The brothers of a South Tyneside man who died of a brain tumour on his 28th birthday have carried on the charity work he began through a huge physical feat.
Scott Dixon was diagnosed with a tumour on his brain stem back in June 2012 - on the same day his mum Jackie was told she was clear of breast cancer.
The personal trainer had not felt unwell, but the illness was found when his brother Andrew made him an eye appointment when he began to suffer double vision.
The dad-of-two, from South Shields, underwent a series of scans, which found the cancer could not be operated on, but rounds of radiotherapy and then chemotherapy successfully shrank the tumour.
But more than four years after he was first told of his illness, his condition deteriorated, leading him to lose his speech and hearing and in time he was unable to walk.
He was given respite at the Marie Curie hospice in Newcastle, care his family say was priceless in helping him and his loved ones, and last October he returned home where he spent time with his family before he died on his birthday, just two days after Christmas.
It just means Scott’s name is being kept alive and he would have been delighted and so proud of his brothers and all their friends.Jackie Dixon
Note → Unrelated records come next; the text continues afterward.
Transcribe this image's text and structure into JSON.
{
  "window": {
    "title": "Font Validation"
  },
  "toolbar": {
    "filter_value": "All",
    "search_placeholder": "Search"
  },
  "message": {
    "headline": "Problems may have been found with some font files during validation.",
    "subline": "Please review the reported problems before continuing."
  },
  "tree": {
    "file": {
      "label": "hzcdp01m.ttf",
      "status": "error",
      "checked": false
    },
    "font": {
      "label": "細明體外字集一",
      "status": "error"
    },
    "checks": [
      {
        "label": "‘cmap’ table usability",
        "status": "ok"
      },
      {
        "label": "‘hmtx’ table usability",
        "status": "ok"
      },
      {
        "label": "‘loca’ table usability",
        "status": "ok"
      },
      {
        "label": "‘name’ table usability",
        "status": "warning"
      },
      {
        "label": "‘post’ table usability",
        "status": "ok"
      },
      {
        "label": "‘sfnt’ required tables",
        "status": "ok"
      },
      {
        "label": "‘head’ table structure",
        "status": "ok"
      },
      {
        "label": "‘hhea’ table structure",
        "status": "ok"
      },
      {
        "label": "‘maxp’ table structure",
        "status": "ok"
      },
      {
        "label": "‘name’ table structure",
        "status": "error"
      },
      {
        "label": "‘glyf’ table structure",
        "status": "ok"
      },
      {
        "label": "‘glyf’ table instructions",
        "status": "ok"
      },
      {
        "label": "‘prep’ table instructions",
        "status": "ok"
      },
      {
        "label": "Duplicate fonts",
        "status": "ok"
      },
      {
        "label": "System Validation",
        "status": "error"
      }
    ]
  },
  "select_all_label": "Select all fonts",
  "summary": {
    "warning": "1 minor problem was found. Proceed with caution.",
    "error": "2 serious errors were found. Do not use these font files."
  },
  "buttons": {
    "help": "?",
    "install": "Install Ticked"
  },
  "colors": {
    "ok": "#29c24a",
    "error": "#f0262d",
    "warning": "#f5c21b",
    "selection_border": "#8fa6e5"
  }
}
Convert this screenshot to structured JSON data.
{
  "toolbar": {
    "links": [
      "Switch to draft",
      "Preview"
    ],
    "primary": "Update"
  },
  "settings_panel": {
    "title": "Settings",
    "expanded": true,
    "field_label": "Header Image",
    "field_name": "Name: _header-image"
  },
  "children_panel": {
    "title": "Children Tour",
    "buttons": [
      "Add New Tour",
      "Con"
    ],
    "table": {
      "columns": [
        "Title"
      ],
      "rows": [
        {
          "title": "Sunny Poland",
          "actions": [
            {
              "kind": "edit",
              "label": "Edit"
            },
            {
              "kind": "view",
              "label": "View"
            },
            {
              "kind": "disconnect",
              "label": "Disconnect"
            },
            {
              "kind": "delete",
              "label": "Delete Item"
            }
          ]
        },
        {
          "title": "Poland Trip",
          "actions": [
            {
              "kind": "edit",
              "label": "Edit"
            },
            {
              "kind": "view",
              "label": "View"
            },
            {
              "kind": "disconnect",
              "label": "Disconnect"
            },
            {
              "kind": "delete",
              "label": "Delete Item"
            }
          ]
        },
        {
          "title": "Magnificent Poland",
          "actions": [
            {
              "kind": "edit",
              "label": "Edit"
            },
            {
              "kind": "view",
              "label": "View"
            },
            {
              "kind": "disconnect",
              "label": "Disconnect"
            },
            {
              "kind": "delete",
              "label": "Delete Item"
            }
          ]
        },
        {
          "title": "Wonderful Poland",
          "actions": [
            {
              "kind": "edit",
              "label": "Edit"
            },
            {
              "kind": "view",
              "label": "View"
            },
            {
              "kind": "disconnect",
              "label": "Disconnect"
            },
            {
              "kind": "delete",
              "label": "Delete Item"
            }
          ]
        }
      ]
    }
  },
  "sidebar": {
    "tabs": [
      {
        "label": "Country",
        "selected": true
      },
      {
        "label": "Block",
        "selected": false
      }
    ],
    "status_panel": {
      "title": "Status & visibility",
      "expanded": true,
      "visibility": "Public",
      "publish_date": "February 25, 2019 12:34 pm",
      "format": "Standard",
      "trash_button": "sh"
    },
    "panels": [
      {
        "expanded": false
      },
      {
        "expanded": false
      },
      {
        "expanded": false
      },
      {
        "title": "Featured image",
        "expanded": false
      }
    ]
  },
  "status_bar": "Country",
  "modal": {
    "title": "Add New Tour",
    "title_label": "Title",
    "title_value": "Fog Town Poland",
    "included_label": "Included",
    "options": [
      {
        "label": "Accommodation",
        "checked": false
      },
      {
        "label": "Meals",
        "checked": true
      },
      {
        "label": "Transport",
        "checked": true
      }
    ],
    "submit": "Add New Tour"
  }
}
Now five months on, his grieving brothers Simon, 38, and Andrew, 37, and 15 of their friends have completed a 160 mile C2C bike ride from Barrow-in-Furness in Cumbria to a finishing point at the Sanddancer pub in South Shields - including a gruelling climb to the 1,732ft summit of Tan Hill in the Yorkshire Dales along the way - for the charity which had helped out Scott.
The Toma Fund had helped cover the cost of car repairs to help him reach his hospital appointments, as well as other support, when he was diagnosed.
Scott, who worked at the Fitness Rooms, in Benton, returned the gesture by raising money for the charity when he was well through his bootcamps and asking his clients to raise cash through the Great North Run for the charity.
So far, they have raised more than £1,500 for the North East charity, which was set up in memory of Jordan Thompson and Sophie Ela Atay, who were cousins who died of childhood cancers and is headed up by Jordan’s mum Andrea.
Jackie, 59, from Westoe Crown Village, said: “I am over the moon and I could cry thinking about it.
“It makes me so proud of the boys, they were all so close, and they miss Scott so much, but they are doing this for him, as well as for Andrea and the Toma Fund.
“It just means Scott’s name is being kept alive and he would have been delighted and so proud of his brothers and all their friends.
“Andrea came to Scott’s funeral and was talking to Andy and Simon and they said they wanted to take it up where Scott had left off.
“Scott never missed work until right up to the end.
“When he would have treatment for one week and go back for the next three.
“He didn’t want to come home from the hospice until he was well enough.
“In November time, we would watch the Christmas movies and we had some lovely times together, and his brothers, his kids and his nieces and nephews would all come round, they just adored him.”
In addition to Jackie, Andrew and Simon, who both work as engineers, Scott left his children Lewis, nine, and Scarlett, four, Simon’s wife Julie and their children, twins Thomas and Louis, 12, and Paddy, 18, and Andrew’s wife Emma and their children Peyton, three, and Cole, nine months.
Andrea added: “I’m over the moon and overwhelmed that they have done this for us.
“They must be still grieving deeply, but they’ve decided to do something like this and I just think it’s a fantastic, amazing and phenomenal thing to do.
“I think they are selfless people who are doing something to make other people’s lives better and it is such a physical challenge for them to take on.”
Donations can still by made via http://bit.ly/2plKf7J